Poland’s decision to pull-out from a summit of the Visegrad Group plus Israel, after a diplomatic dispute emerged over Israeli accusations of Polish complicity with Nazi Germany during the Holocaust; has forced Prime Minister Benjamin Netanyahu to alter his schedule and hold three separate bilateral meetings with his visiting counterparts from Slovakia, the Czech Republic and Hungary.
The three central European leaders have arrived in Jerusalem for the planned Israeli-hosted summit, prior to the Polish decision. While all three leaders underscored their warm relations with the Jewish State, they also alluded to their frustration over the cancelling of the summit and urged Warsaw and Jerusalem to resolve their diplomatic dispute. Hungarian Prime Minister Viktor Orban said it would have been better had Poland attended the gathering. After acknowledging his nation’s close friendship and cooperation with both Jerusalem and Warsaw, he said “when you have two friends having a discussion with each other, the only hope you can have is that they will talk directly with each other and improve the situation.”
Poland withdrew from the summit after Israel’s Acting Foreign Minister, Israel Katz, said earlier this week that “many Poles” had collaborated with the Nazis in World War Two and shared responsibility for the Holocaust. While this topic is a sensitive issue on which both countries vehemently disagree, Czech Republic Prime Minister Andrej Babis expressed confidence “this problem” would be resolved in the near future, and not damage the important cooperation between Poland and Israel.
Slovakian Prime Minister Peter Pellegrini announced that the important Visegrad plus Israel summit will be rescheduled to take place in his nation during the second half of 2019.
Prime Minister Benjamin Netanyahu refrained from discussing the crisis with Poland in a video statement released after the three separate meetings with his Central European counterparts. He instead chose to highlight Israel’s growing relations with Slovakia, the Czech Republic and Hungary – all of whom have taken steps to elevate their diplomatic presence in Jerusalem. Netanyahu said that after months of efforts at his initiative, not has Prague opened ‘the Czech House’ in the city, but now Budapest has decided to open a diplomatic branch of the Hungarian Embassy in the city and Slovakia will establish an innovation and cultural center. He described these developments as “a very important achievement.”
Warsaw has demanded an official apology from Jerusalem over the diplomatic dispute.
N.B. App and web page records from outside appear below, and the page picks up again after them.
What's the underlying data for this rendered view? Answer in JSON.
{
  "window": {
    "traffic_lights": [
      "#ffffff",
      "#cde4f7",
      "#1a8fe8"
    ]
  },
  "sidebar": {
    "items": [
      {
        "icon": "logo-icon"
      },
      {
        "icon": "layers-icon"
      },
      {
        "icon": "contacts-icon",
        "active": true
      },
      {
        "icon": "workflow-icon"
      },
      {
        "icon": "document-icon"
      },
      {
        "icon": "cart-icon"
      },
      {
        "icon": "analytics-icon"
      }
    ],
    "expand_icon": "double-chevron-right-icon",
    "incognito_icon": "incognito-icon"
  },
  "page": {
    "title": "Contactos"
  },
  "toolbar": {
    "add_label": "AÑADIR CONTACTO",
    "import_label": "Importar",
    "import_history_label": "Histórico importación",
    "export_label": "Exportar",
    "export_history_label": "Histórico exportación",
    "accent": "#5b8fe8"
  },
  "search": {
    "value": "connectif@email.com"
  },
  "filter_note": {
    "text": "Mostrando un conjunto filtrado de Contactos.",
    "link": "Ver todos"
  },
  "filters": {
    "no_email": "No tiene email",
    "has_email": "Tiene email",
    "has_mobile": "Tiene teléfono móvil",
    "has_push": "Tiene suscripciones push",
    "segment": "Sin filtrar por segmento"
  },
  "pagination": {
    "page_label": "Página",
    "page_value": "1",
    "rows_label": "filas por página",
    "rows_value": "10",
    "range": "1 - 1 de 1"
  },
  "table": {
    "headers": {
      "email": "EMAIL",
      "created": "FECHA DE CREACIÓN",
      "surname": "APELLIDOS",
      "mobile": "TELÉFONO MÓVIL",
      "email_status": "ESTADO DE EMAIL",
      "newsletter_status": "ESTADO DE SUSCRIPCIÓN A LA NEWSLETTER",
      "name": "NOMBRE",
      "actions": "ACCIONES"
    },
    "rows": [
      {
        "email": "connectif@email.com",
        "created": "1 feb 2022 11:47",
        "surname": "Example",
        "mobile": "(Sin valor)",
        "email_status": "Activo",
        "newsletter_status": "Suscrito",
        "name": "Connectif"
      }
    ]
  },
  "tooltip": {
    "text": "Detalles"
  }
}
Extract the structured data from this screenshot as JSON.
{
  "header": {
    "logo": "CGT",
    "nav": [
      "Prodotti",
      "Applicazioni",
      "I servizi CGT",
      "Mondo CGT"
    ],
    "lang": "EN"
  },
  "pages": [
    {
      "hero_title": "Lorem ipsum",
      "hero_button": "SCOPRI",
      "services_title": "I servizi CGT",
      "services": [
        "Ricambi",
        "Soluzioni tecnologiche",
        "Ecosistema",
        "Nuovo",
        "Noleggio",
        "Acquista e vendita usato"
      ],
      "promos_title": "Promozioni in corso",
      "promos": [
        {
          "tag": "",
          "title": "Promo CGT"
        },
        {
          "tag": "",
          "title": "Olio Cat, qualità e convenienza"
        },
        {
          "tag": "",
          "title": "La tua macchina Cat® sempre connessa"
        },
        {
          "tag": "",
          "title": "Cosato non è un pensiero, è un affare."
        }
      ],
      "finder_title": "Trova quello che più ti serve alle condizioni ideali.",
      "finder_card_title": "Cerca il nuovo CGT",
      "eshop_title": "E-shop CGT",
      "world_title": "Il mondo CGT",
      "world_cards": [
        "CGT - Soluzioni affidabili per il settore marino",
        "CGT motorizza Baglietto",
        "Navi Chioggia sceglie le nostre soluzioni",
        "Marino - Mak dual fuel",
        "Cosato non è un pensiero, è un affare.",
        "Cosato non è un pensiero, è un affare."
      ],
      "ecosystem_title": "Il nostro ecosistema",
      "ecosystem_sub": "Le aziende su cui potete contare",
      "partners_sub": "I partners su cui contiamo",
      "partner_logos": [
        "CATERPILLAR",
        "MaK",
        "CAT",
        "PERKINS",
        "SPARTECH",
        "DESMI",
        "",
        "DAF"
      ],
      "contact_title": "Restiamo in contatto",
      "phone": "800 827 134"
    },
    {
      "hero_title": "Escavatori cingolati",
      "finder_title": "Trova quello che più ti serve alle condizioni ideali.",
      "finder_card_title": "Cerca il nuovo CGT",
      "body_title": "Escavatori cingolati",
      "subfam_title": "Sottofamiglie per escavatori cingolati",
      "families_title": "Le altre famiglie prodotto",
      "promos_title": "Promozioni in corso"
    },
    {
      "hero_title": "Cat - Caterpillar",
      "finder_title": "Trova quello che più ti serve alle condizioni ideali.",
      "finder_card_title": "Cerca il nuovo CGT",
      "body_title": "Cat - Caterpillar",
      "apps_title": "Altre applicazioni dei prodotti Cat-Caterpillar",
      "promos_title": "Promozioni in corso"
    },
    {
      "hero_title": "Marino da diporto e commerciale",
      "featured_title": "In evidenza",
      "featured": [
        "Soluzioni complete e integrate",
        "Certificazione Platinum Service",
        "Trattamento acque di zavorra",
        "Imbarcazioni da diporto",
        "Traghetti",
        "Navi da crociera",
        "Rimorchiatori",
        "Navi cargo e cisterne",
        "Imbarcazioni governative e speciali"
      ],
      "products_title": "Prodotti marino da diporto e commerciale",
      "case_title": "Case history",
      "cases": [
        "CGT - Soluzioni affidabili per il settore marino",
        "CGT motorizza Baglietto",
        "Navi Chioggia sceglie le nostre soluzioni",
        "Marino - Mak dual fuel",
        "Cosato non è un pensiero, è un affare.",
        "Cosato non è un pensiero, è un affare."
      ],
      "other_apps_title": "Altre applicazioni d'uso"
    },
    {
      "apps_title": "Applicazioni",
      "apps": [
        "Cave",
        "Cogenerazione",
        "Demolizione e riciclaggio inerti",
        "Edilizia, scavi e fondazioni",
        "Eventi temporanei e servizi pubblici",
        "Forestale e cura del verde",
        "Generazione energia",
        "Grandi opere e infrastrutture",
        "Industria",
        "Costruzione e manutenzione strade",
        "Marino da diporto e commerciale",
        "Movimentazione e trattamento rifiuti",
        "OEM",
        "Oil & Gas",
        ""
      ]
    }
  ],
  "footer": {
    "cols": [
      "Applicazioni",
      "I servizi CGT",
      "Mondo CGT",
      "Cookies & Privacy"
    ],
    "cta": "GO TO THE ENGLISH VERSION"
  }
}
Despite repeated from TV7, the Israeli Foreign Ministry has yet to issue a response regarding any intended actions vis-à-vis the crisis with Poland.